Segment Start: Recorded data
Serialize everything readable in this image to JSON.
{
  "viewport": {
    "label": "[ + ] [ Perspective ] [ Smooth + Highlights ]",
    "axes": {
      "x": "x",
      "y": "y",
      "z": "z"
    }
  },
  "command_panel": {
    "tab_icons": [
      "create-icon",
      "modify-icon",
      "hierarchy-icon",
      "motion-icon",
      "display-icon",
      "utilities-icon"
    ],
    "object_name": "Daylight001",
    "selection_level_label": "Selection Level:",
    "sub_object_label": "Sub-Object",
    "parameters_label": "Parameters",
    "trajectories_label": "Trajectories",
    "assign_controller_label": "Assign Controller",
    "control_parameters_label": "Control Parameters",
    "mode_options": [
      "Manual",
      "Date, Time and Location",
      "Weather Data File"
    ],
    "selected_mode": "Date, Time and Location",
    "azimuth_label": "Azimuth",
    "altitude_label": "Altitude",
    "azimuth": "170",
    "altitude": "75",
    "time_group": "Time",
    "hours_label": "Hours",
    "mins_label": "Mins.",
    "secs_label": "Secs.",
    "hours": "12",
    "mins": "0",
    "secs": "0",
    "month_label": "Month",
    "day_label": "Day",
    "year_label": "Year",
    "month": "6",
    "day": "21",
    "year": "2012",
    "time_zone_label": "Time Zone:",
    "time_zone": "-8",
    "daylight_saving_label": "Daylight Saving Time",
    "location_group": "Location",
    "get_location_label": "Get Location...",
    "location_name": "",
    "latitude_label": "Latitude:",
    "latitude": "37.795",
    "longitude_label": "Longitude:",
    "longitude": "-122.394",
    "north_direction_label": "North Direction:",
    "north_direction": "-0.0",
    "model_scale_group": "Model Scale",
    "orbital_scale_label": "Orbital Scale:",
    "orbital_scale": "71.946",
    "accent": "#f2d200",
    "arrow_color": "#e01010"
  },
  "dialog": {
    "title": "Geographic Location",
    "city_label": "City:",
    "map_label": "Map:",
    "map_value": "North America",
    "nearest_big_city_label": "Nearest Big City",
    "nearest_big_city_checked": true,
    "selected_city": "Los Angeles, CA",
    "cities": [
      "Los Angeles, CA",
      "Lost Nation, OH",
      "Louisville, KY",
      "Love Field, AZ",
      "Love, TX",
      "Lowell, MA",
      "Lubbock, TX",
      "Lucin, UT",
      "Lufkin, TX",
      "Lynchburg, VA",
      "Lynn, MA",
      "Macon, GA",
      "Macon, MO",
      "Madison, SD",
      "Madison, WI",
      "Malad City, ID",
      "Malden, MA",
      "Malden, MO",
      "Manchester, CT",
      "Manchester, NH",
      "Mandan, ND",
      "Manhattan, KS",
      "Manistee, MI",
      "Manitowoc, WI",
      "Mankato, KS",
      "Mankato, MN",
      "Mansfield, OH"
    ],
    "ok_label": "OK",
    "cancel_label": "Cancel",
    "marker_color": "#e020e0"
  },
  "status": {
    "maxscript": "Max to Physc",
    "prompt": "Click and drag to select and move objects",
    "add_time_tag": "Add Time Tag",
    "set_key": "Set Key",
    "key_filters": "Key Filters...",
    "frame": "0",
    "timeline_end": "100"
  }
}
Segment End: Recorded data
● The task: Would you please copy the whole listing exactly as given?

● Response:
Serialize everything readable in this image to JSON.
{
  "viewport": {
    "label": "[ + ] [ Perspective ] [ Smooth + Highlights ]",
    "axes": {
      "x": "x",
      "y": "y",
      "z": "z"
    }
  },
  "command_panel": {
    "tab_icons": [
      "create-icon",
      "modify-icon",
      "hierarchy-icon",
      "motion-icon",
      "display-icon",
      "utilities-icon"
    ],
    "object_name": "Daylight001",
    "selection_level_label": "Selection Level:",
    "sub_object_label": "Sub-Object",
    "parameters_label": "Parameters",
    "trajectories_label": "Trajectories",
    "assign_controller_label": "Assign Controller",
    "control_parameters_label": "Control Parameters",
    "mode_options": [
      "Manual",
      "Date, Time and Location",
      "Weather Data File"
    ],
    "selected_mode": "Date, Time and Location",
    "azimuth_label": "Azimuth",
    "altitude_label": "Altitude",
    "azimuth": "170",
    "altitude": "75",
    "time_group": "Time",
    "hours_label": "Hours",
    "mins_label": "Mins.",
    "secs_label": "Secs.",
    "hours": "12",
    "mins": "0",
    "secs": "0",
    "month_label": "Month",
    "day_label": "Day",
    "year_label": "Year",
    "month": "6",
    "day": "21",
    "year": "2012",
    "time_zone_label": "Time Zone:",
    "time_zone": "-8",
    "daylight_saving_label": "Daylight Saving Time",
    "location_group": "Location",
    "get_location_label": "Get Location...",
    "location_name": "",
    "latitude_label": "Latitude:",
    "latitude": "37.795",
    "longitude_label": "Longitude:",
    "longitude": "-122.394",
    "north_direction_label": "North Direction:",
    "north_direction": "-0.0",
    "model_scale_group": "Model Scale",
    "orbital_scale_label": "Orbital Scale:",
    "orbital_scale": "71.946",
    "accent": "#f2d200",
    "arrow_color": "#e01010"
  },
  "dialog": {
    "title": "Geographic Location",
    "city_label": "City:",
    "map_label": "Map:",
    "map_value": "North America",
    "nearest_big_city_label": "Nearest Big City",
    "nearest_big_city_checked": true,
    "selected_city": "Los Angeles, CA",
    "cities": [
      "Los Angeles, CA",
      "Lost Nation, OH",
      "Louisville, KY",
      "Love Field, AZ",
      "Love, TX",
      "Lowell, MA",
      "Lubbock, TX",
      "Lucin, UT",
      "Lufkin, TX",
      "Lynchburg, VA",
      "Lynn, MA",
      "Macon, GA",
      "Macon, MO",
      "Madison, SD",
      "Madison, WI",
      "Malad City, ID",
      "Malden, MA",
      "Malden, MO",
      "Manchester, CT",
      "Manchester, NH",
      "Mandan, ND",
      "Manhattan, KS",
      "Manistee, MI",
      "Manitowoc, WI",
      "Mankato, KS",
      "Mankato, MN",
      "Mansfield, OH"
    ],
    "ok_label": "OK",
    "cancel_label": "Cancel",
    "marker_color": "#e020e0"
  },
  "status": {
    "maxscript": "Max to Physc",
    "prompt": "Click and drag to select and move objects",
    "add_time_tag": "Add Time Tag",
    "set_key": "Set Key",
    "key_filters": "Key Filters...",
    "frame": "0",
    "timeline_end": "100"
  }
}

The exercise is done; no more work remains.